fireworks-1212131_1920November to January, time for celebrations and fireworks! Whilst the human members of your family may be looking forward to the festivities, your fury friends may well be dreading it! It’s estimated that 49% of pets have a firework phobia with up to a third of those having a phobia so intense it may impact on their health and quality of life. If you know your pet has a severe fear of fireworks don’t just wait for Bonfire Night or New Year – There are long, medium and short term measures you can take to help your pet stay safe and fear free over the fireworks season.

Long term behavioral help

  • Behavioral therapy– Recommended for animals with severe noise phobias. A trained behaviorist can work though ways to desensitise your pet and help them stay calm. Anyone can call themselves a behaviorist, contact the practice or have a look at the behavioural problems page for a list of accredited behaviorists in the area.
  • Sound desensitisation– This will take time but guided self-help packs are available to help your pet get used to loud noises. This technique can also be helpful when getting young animals used to loud noises, research shows that puppies exposed to sound recordings of thunder and fireworks at a young age are 5-7 times less likely to develop a noise phobia! Advice on how to desensitise your dog/ puppy along with good quality sounds recording can be found here.

Before the day

  • Make sure your pet is microchipped– a lot of pets go missing when frightened. Should the worst happen make sure your pet can find their way home.
  • Build a den– a cupboard, crate or under the bed, somewhere your pet can hide and feel safe. Use familiar blankets and toys to make it as comfortable as possible and muffle the noise and flashes.
  • Pheromone diffusers– These mimic comforting hormonal signals and can be used on their own for mild cases or as an additional help for very worried pets. Ideally they should be started 1-2 months before the night for maximum effect.
  • Diet supplements– contain a type of protein shown to help dogs and cats relax. This can be started 1-2 days before a stressful event although for severe cases treatment is recommended 1-2 months before.
  • Come and talk to us!– if you know your animal has a severe phobia of fireworks there are medications we can prescribe to help keep them calm. Some medications might require one or two weeks of treatment prior to the event so the earlier you come and see us the more options we can offer.

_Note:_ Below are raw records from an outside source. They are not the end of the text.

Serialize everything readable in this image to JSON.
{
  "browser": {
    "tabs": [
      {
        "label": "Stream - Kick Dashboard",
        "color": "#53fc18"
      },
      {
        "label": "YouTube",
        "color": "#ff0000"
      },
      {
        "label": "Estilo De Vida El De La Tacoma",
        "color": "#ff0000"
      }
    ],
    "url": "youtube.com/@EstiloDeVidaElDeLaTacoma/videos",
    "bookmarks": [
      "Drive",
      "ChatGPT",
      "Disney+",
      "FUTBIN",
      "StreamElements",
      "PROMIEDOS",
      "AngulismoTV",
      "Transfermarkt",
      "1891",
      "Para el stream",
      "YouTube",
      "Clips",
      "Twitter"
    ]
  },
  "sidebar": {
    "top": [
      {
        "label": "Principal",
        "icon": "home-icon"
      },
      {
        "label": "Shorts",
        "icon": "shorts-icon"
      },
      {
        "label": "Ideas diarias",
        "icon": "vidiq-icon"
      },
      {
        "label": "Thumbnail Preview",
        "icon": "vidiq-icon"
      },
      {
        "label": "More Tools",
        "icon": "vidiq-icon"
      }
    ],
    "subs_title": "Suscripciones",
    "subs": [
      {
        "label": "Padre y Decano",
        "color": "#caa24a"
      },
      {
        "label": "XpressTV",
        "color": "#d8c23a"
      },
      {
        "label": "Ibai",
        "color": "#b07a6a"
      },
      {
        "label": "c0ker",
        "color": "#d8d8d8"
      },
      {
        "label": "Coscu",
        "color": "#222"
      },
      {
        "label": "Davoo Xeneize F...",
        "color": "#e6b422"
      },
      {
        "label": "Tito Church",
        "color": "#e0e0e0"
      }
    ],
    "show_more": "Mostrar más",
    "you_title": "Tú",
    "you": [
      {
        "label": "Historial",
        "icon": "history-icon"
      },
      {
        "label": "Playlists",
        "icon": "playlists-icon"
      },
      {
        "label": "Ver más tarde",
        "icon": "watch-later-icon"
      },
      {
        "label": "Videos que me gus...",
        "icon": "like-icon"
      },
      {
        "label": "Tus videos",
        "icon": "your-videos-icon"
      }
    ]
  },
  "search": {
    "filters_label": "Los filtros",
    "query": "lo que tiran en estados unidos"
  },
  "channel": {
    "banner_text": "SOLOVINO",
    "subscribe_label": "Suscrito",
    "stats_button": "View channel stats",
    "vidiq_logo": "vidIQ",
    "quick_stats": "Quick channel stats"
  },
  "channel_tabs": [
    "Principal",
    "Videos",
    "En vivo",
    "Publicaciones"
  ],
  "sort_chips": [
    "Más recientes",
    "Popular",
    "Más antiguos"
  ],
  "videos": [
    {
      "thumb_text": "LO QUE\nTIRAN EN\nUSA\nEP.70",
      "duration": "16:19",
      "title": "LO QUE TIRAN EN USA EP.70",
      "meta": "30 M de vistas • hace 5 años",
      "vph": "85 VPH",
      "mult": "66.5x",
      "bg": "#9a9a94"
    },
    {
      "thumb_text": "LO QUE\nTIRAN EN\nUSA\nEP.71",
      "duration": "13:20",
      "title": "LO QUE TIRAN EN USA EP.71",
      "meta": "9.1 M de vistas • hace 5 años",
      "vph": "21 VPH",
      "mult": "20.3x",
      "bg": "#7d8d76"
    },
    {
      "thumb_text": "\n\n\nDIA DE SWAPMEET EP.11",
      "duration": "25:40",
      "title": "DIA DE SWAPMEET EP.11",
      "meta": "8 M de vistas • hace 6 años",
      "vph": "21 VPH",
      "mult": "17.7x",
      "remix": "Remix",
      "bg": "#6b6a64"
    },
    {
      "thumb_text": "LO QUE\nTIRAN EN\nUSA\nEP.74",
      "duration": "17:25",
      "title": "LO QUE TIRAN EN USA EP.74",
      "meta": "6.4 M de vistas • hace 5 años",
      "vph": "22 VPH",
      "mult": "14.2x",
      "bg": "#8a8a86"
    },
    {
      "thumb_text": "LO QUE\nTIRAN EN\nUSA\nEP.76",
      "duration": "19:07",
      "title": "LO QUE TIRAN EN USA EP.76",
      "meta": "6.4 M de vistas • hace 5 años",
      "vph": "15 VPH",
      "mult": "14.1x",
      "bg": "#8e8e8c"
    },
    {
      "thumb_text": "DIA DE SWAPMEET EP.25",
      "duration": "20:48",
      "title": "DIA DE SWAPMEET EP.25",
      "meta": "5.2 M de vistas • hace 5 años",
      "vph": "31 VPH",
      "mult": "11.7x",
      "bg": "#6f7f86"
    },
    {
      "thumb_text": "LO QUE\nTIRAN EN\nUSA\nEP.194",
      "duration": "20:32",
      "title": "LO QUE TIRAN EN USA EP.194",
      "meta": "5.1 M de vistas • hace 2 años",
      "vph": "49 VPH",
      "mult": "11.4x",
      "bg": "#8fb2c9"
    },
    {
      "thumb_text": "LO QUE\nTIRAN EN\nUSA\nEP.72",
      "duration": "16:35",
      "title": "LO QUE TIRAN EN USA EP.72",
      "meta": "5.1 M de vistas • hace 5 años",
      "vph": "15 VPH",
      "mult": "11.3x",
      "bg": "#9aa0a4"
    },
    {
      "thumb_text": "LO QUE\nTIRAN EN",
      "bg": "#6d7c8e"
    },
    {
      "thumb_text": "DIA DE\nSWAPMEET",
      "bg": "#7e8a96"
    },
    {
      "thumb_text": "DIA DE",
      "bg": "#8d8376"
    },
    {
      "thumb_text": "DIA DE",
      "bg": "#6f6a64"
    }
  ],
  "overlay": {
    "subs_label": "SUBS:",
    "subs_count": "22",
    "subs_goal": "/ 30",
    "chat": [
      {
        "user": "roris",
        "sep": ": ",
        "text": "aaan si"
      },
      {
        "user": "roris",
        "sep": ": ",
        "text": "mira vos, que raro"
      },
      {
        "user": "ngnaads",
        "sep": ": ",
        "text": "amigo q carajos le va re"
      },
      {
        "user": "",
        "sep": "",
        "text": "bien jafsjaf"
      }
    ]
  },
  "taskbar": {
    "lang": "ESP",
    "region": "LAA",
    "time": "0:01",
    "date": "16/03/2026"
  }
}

On the night

Do

  • Walk your dog in the day light and keep them on the lead.
  • Secure external doors, windows and cat flaps leaving internal doors open so they don’t feel trapped.
  • Close curtains and put on some music before the fireworks begin – music with a strong drum beat works best.
  • Let your pet hide in their safe place.
  • Praise your pet when they remain calm.

Don’t

  • Take your dog to a firework display, even if they don’t appear fearful, it’s unlikely to be an event they’ll enjoy.
  • Leave your pet alone if they get frightened.
  • Tell your pet off if they’ve been destructive due to distress.
  • Tie your dog up outside when fireworks are likely to go off.
  • Show signs of fear yourself- try to be jolly and even react positively to the fireworks.
  • Praise them when they show signs of fear, it’s fine to sit with them but try not to give lots of praise as they may associate the behavior with a positive response.
  • Restrain them or try and tempt them out when they hide.

Small Furries (Rabbits, guinea pigs, hamsters etc.)

  • Outdoor Rabbits and Guinea pigs should be brought indoors before fireworks start.
  • If it’s not possible to bring them indoors make sure you turn their hutch to face the wall and cover with a blanket to muffle the noise.
  • Provide extra bedding to allow your pet to hide and help them feel safe.
  • Spare a thought for wildlife and check your bonfires before you light them!

Most importantly stay safe and have fun!